The timing was crucial, coming ahead of a planned trip by Netanyahu to Washington next week and days after the Israeli leader traveled to Egypt and Jordan and heard similar appeals that he accept a two-state solution.
Benedict's remarks on the Holocaust, not Mideast peacemaking, were what captured the most attention in Israel.
As a German who was forced to join the Hitler Youth, Benedict would have had a hard time winning over Israelis no matter what he said about the Nazi genocide of 6 million Jews.
Earlier this year, the pontiff outraged Jews when he lifted the excommunication of a Holocaust-denying bishop, adding to a long-festering dispute between the Vatican and Jewish leaders over whether the World War II-era pope, Pius XII, did enough to save Jews.
So when Benedict stood at Yad Vashem's podium Monday and did not apologize or say the words "murder" or "Nazi," he was widely criticized.
Benedict's final speech at Tel Aviv's airport seemed aimed at addressing some of that criticism. Jews, he said, were "brutally exterminated under a godless regime."
Rabbi Ron Kronish, a leader of interfaith relations in Israel, said the pope was being unfairly disparaged.
"The gesture is what counts here, not this word or that word," he said. "The critical thing is that he went to Yad Vashem, he stood in the Hall of Remembrance and he went to the Western Wall."
During the farewell ceremony, Israeli President Shimon Peres was also generous in his praise of Benedict, calling the pontiff's trip "a profound demonstration of the enduring dialogue between the Jewish people and the hundreds of millions of Christian believers throughout the world."
Earlier Friday, Benedict entered the Church of the Holy Sepulcher escorted by black-robed clergy rhythmically banging staffs on the ground to announce his approach.

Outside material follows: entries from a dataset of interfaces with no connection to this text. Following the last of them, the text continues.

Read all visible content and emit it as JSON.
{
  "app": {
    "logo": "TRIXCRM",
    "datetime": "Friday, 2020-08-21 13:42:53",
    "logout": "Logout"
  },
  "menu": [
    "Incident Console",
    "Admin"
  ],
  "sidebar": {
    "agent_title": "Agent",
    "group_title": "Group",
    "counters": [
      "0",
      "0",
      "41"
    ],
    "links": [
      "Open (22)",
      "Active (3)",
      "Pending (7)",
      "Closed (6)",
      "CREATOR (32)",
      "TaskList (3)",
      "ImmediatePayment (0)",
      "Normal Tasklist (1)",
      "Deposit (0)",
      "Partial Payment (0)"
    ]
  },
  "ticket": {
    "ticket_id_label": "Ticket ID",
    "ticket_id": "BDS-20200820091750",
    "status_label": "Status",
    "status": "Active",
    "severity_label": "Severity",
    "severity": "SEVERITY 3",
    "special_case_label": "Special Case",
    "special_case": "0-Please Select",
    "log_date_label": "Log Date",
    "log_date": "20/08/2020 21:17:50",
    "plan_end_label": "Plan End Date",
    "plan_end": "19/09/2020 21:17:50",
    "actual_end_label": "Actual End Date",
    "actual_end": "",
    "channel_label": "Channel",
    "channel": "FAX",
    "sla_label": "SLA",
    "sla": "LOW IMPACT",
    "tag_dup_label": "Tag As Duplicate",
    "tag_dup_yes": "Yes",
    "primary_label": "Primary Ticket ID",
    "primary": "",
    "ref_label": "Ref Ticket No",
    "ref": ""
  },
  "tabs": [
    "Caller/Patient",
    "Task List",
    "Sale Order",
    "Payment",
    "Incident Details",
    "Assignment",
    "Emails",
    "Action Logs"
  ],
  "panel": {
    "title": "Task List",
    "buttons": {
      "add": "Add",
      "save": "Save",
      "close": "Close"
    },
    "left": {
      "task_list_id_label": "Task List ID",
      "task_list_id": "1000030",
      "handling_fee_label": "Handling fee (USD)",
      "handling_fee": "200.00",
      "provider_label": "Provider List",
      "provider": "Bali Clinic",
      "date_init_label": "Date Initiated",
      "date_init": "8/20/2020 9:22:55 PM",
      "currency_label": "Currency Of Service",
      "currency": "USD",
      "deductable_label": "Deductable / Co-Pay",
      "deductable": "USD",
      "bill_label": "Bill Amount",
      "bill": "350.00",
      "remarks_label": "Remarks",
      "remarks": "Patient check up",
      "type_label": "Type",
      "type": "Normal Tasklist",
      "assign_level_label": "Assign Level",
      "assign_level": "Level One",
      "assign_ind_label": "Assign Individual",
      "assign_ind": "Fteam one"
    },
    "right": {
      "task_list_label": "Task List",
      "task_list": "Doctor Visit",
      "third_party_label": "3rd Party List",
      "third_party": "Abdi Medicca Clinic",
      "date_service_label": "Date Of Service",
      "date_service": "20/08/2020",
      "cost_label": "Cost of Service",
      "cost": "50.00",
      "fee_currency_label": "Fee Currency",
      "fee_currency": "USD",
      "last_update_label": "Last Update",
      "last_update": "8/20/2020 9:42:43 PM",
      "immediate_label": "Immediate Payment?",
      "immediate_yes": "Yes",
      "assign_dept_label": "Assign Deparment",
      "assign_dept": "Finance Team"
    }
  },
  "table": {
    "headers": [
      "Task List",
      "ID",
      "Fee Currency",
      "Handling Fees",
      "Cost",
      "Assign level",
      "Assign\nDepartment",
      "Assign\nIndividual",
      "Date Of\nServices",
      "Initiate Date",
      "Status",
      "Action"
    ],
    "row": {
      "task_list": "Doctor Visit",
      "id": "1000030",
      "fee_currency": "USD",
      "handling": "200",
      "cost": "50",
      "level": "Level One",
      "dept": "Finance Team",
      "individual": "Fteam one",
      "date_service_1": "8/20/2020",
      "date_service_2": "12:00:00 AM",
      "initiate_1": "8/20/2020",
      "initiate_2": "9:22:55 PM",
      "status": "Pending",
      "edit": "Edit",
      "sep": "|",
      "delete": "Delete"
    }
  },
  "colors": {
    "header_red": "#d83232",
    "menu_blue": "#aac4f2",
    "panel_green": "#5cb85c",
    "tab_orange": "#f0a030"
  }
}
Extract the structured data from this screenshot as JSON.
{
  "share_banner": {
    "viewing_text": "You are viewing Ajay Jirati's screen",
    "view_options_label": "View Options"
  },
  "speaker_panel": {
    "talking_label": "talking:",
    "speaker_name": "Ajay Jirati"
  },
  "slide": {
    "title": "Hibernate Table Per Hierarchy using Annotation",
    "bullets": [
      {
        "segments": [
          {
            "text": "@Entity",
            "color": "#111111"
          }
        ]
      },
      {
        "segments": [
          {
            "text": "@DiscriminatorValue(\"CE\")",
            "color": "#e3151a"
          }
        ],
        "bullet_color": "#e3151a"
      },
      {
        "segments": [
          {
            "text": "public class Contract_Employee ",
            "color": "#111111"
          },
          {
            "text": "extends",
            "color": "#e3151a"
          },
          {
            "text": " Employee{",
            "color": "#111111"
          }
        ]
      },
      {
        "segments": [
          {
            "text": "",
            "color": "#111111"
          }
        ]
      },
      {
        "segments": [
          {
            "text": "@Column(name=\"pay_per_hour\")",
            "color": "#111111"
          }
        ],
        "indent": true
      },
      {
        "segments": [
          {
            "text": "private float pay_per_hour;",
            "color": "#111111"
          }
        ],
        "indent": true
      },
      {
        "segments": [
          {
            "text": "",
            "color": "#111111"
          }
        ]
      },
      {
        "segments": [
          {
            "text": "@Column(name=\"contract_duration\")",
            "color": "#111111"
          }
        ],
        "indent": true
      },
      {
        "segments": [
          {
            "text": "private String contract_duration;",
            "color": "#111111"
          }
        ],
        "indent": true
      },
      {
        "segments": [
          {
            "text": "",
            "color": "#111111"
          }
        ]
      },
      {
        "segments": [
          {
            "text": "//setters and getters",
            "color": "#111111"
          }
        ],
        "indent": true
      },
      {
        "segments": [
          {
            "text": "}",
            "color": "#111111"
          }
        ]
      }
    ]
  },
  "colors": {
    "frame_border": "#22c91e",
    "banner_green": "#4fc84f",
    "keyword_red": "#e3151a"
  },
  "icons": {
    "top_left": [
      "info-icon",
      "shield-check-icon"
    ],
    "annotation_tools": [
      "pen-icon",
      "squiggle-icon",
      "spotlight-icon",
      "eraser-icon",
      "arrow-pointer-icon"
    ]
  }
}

He knelt and kissed the rectangular stone on which Jesus' body is said to have been placed after the crucifixion. Then he entered the structure that marks the site of Jesus' tomb and knelt inside alone, hands clasped, as priests chanted nearby.
Associated Press Writer Victor L. Simpson contributed to this report.